• _ABOUT THIS EXERCISE_: Output the records exactly, with no line skipped.

• _MATERIAL PROVIDED_:
□ □ □
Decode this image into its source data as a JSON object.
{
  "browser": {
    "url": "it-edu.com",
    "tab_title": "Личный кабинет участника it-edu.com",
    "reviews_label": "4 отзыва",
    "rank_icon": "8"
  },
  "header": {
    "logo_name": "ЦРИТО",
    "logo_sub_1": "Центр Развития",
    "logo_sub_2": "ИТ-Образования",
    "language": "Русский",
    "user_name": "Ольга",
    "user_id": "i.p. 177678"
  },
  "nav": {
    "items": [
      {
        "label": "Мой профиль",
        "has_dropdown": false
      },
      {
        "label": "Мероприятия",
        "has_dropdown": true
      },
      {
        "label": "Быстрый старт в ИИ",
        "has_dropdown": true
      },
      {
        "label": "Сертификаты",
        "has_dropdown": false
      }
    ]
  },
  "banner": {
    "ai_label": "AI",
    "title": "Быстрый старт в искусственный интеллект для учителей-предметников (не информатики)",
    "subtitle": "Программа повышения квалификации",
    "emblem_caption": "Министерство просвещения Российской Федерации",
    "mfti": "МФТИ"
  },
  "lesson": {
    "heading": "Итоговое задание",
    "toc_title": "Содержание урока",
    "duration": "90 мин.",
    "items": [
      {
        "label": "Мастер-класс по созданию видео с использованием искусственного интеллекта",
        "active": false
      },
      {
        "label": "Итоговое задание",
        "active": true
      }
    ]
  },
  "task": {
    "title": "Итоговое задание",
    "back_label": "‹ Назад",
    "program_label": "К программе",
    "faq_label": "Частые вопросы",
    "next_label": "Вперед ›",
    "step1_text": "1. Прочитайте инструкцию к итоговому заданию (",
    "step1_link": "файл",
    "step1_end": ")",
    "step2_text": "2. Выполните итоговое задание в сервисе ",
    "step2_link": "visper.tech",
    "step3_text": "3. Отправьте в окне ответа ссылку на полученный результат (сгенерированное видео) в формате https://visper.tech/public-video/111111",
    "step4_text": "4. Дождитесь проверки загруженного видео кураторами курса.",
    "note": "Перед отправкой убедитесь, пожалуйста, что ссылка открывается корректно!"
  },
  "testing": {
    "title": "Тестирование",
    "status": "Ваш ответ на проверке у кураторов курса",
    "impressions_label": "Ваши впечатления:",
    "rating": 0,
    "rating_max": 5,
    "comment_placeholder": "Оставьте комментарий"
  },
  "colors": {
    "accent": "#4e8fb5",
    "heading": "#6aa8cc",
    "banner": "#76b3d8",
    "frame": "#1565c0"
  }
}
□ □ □
• _REPLY_:
Decode this image into its source data as a JSON object.
{
  "browser": {
    "url": "it-edu.com",
    "tab_title": "Личный кабинет участника it-edu.com",
    "reviews_label": "4 отзыва",
    "rank_icon": "8"
  },
  "header": {
    "logo_name": "ЦРИТО",
    "logo_sub_1": "Центр Развития",
    "logo_sub_2": "ИТ-Образования",
    "language": "Русский",
    "user_name": "Ольга",
    "user_id": "i.p. 177678"
  },
  "nav": {
    "items": [
      {
        "label": "Мой профиль",
        "has_dropdown": false
      },
      {
        "label": "Мероприятия",
        "has_dropdown": true
      },
      {
        "label": "Быстрый старт в ИИ",
        "has_dropdown": true
      },
      {
        "label": "Сертификаты",
        "has_dropdown": false
      }
    ]
  },
  "banner": {
    "ai_label": "AI",
    "title": "Быстрый старт в искусственный интеллект для учителей-предметников (не информатики)",
    "subtitle": "Программа повышения квалификации",
    "emblem_caption": "Министерство просвещения Российской Федерации",
    "mfti": "МФТИ"
  },
  "lesson": {
    "heading": "Итоговое задание",
    "toc_title": "Содержание урока",
    "duration": "90 мин.",
    "items": [
      {
        "label": "Мастер-класс по созданию видео с использованием искусственного интеллекта",
        "active": false
      },
      {
        "label": "Итоговое задание",
        "active": true
      }
    ]
  },
  "task": {
    "title": "Итоговое задание",
    "back_label": "‹ Назад",
    "program_label": "К программе",
    "faq_label": "Частые вопросы",
    "next_label": "Вперед ›",
    "step1_text": "1. Прочитайте инструкцию к итоговому заданию (",
    "step1_link": "файл",
    "step1_end": ")",
    "step2_text": "2. Выполните итоговое задание в сервисе ",
    "step2_link": "visper.tech",
    "step3_text": "3. Отправьте в окне ответа ссылку на полученный результат (сгенерированное видео) в формате https://visper.tech/public-video/111111",
    "step4_text": "4. Дождитесь проверки загруженного видео кураторами курса.",
    "note": "Перед отправкой убедитесь, пожалуйста, что ссылка открывается корректно!"
  },
  "testing": {
    "title": "Тестирование",
    "status": "Ваш ответ на проверке у кураторов курса",
    "impressions_label": "Ваши впечатления:",
    "rating": 0,
    "rating_max": 5,
    "comment_placeholder": "Оставьте комментарий"
  },
  "colors": {
    "accent": "#4e8fb5",
    "heading": "#6aa8cc",
    "banner": "#76b3d8",
    "frame": "#1565c0"
  }
}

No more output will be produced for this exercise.